pictures of switzerland christmasIt was Christmas week, and we were in Switzerland.  My family and I, along with our good friends, Ed and Michele Elliott, and a frozen turkey, traveled there for the holidays.  As we were living in London at the time, we crossed the English Channel on a car ferry and were soon on the way to the Swiss countryside.

Our three sons were not so sure about the plan.  “Were they getting as many gifts?  What kind of Christmas dinner would we have?  What about a tree?”   I was having many of the same thoughts but kept them to myself. 

As we drove higher into the mountains to reach the chalet lent by a friend, small delicate snowflakes danced around our two cars.  Shadows deepened, and lights began to glow in houses nestled here and there in the valleys below.  Magical.  A very good sign.  With darkness settling around the mountains, we arrived at our chalet.  Maybe this adventure would be fine.  These words became my mantra.
The next morning, we four parents and five sons explored the tiny village.  And there, propped in front of a miniature store, was our Christmas tree!  It was short, a little crooked, a bit spare of needles and one of the last ones left.  We thought it was beautiful.  The nine of us trudged along with our treasured tree and promptly set about decorating it.  We popped popcorn and made white garlands with the help of needle and thread.  We did the same with cranberries and wound scarlet sashes round the boughs.

 The boys found pine cones of different sizes and shapes in a sheltered stand of pines near our chalet.  These they tucked between branches of our now festive offering to Christmas, and an aroma of pine drifted through the room.  James, the youngest boy, fashioned a star out of paper and placed it on top of the tree. 

That evening, Christmas Eve, the nine of us again walked to the village.  Our feet made satisfying crunching sounds through the crusty snow.  The village church was our destination.
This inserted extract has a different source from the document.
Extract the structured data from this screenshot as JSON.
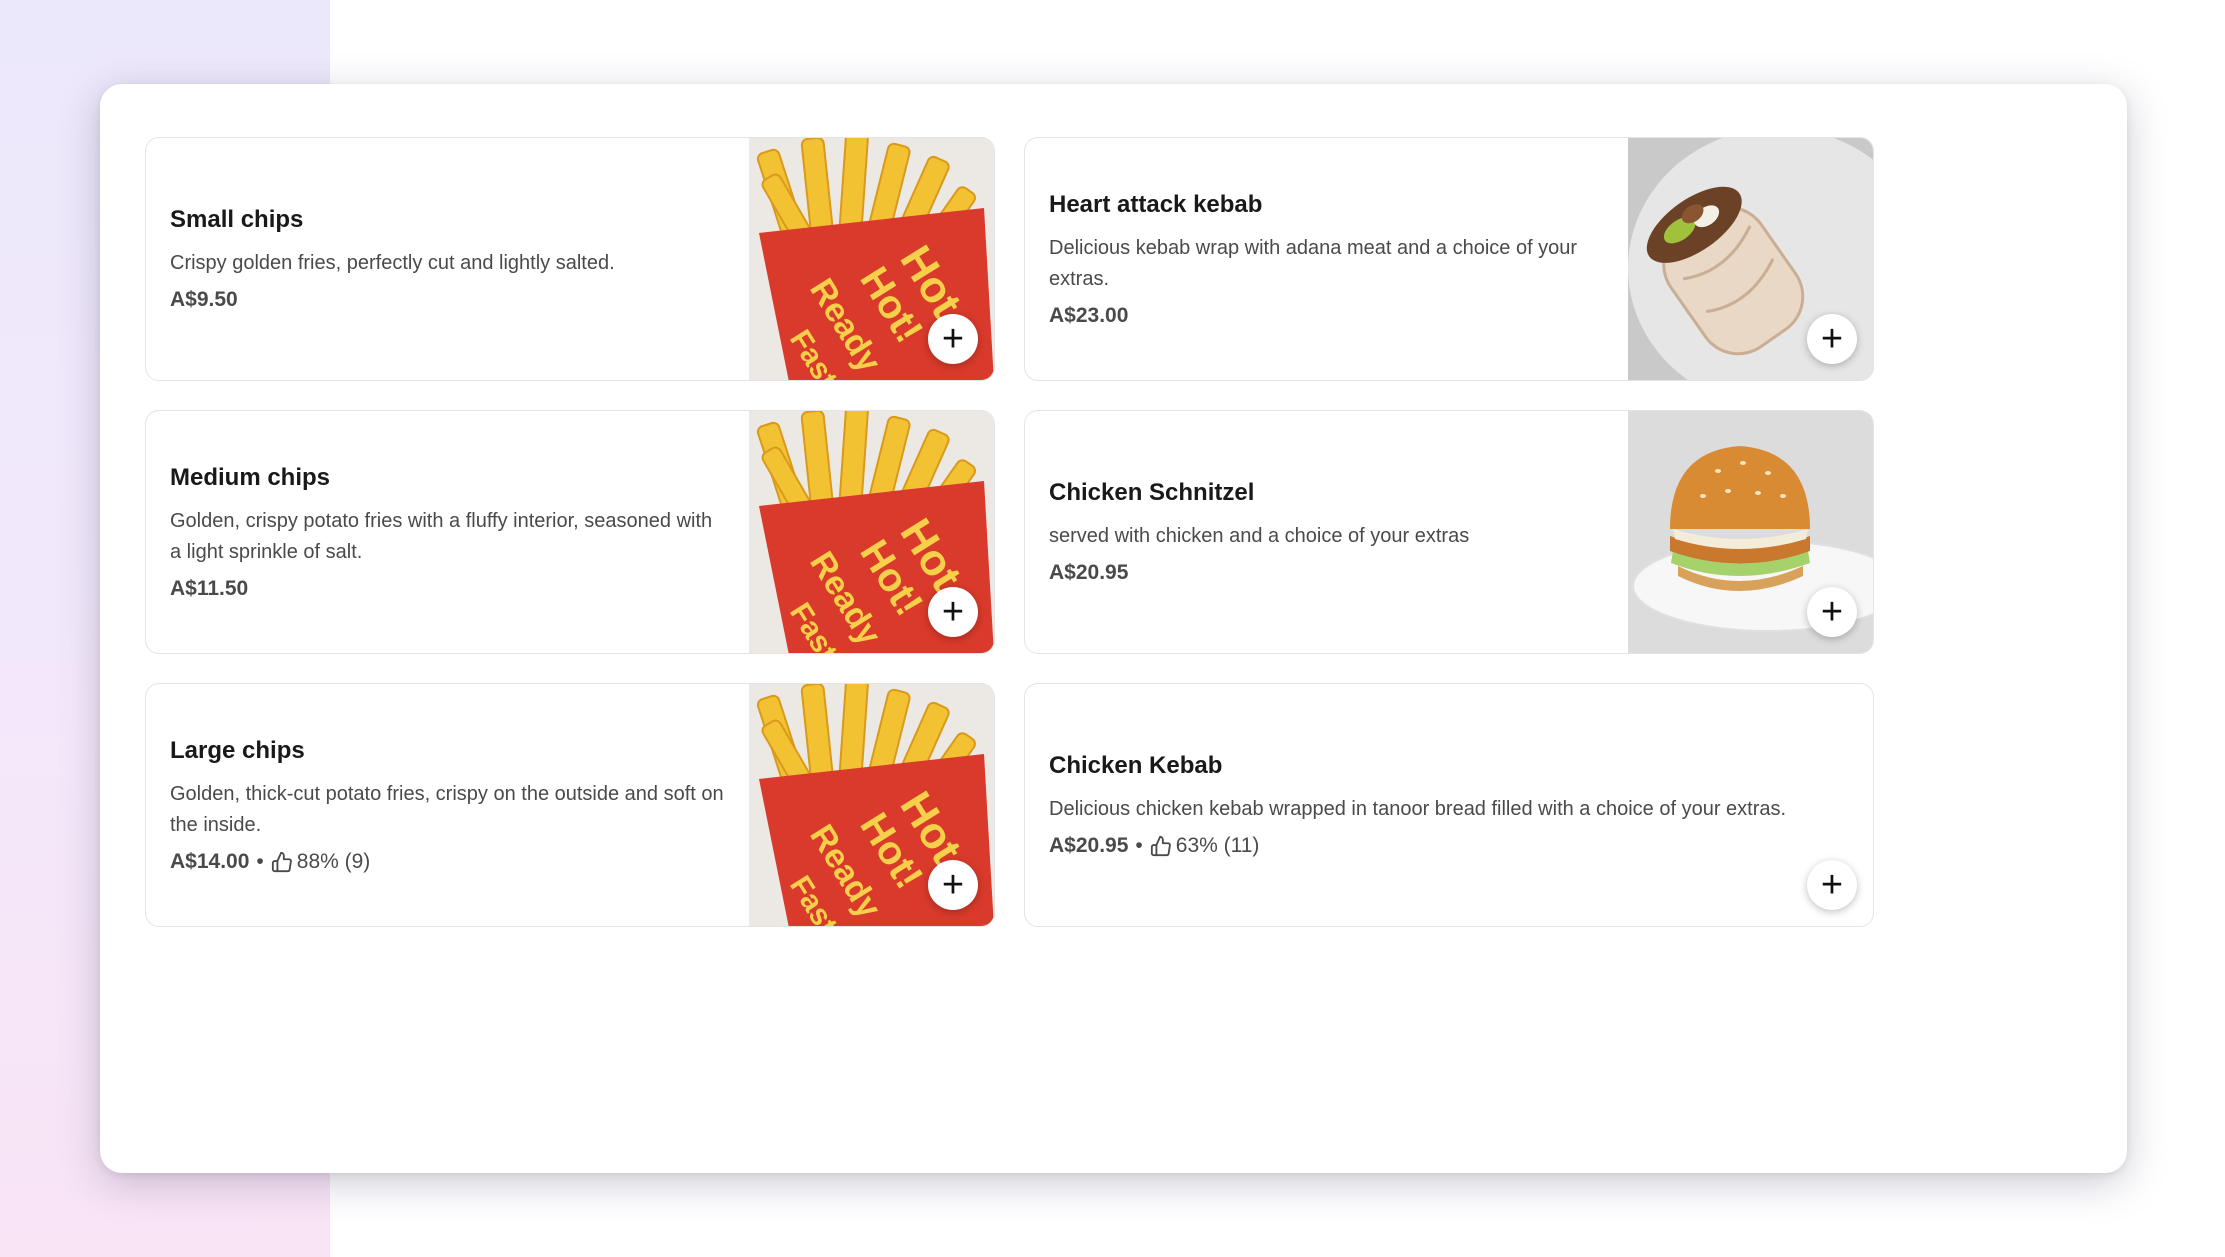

Candles shone in all the windows, casting shimmering shadows on the icy whiteness.  It seemed the whole town was attending the midnight service.  We were greeted with smiles and greetings of “Willkommen.”  We were welcomed by everyone. 

 Christmas carols, all in German, but so familiar to us in every other way, filled the small church with happiness and joy.  The pastor’s message, all in German, made us feel the meaning of Christmas, as if we understood every word.

Next morning, as the boys opened their allotted two gifts apiece, no one complained.  Michele and I baked our now thawed turkey and completed all the usual trimmings, minus a pumpkin pie.  No one complained.  When it was time for all to help clean up from our meal, no one complained.  Again, magical.

As I reflect on that Swiss Christmas of more than a decade ago, what made it so extraordinary?  Was it Switzerland itself?  Was it being with family and wonderful friends?  Was it fulfilled expectations?
Yes, of course, it was all of that.  And, yet, it was more.  It was that intangible thing called hope.  It was recognition that we are more than ourselves alone.  It was the knowledge that we need one another and are here to help each other and to be selfless when called upon to be so.  It was the magic of Christmas that happened to be in a country called Switzerland.